### WORK TASK
Copies of all lines containing the string "Ctrl" are needed from the data below.

### RECORD EXTRACTS
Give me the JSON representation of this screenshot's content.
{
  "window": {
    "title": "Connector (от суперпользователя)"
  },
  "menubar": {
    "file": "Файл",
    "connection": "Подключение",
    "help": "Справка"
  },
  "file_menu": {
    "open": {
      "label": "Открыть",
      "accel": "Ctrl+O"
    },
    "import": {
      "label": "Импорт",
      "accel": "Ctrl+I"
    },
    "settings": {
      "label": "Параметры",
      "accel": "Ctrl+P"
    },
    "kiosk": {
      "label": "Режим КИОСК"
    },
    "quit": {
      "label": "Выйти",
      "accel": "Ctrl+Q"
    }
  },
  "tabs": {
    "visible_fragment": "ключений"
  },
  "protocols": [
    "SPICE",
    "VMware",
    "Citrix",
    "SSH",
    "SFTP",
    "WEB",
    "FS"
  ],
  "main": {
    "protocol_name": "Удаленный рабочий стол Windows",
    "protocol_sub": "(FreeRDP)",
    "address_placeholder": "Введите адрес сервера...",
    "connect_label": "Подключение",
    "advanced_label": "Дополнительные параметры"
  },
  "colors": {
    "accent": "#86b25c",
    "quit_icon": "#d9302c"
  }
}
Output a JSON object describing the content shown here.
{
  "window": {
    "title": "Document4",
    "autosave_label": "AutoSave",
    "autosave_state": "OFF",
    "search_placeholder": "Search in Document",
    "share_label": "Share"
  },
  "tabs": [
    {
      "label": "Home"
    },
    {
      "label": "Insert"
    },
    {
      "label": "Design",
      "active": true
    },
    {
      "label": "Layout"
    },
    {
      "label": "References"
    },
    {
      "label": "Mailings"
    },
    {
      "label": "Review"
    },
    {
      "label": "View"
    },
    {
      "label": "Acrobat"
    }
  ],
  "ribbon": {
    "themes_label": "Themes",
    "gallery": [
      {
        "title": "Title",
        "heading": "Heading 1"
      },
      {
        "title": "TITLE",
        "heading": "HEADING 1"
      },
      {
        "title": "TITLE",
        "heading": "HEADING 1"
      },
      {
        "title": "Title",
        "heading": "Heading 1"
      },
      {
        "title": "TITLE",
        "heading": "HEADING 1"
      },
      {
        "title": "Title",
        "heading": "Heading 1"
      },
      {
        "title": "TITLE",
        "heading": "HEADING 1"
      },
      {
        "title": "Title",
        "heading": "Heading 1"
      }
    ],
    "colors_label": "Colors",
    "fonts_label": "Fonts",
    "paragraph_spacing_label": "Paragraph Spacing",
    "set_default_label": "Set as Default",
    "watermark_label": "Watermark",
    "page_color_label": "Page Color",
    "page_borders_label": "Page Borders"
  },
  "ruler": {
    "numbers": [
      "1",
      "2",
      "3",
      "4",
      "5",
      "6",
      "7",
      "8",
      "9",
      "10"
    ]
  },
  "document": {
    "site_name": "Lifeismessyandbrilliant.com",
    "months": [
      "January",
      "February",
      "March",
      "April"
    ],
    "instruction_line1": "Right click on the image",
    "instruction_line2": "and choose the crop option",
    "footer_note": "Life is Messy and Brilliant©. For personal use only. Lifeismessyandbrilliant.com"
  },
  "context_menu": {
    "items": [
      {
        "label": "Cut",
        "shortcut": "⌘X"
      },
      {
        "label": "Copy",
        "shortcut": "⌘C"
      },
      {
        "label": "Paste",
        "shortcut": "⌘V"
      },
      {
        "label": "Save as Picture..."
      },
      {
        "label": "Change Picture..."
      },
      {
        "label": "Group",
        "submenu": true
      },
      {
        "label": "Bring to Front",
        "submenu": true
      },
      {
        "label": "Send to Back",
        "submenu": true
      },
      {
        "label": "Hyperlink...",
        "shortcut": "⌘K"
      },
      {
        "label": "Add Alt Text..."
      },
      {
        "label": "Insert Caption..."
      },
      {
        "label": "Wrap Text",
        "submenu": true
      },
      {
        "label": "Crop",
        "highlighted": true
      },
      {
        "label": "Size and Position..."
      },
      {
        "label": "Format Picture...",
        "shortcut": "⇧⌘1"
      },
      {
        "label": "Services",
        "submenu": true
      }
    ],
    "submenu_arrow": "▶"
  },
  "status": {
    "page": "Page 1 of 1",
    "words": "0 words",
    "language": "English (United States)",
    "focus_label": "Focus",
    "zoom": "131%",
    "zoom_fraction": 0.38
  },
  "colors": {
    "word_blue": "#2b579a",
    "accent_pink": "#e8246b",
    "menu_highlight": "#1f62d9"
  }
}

### TASK SOLUTION
      "accel": "Ctrl+O"
      "accel": "Ctrl+I"
      "accel": "Ctrl+P"
      "accel": "Ctrl+Q"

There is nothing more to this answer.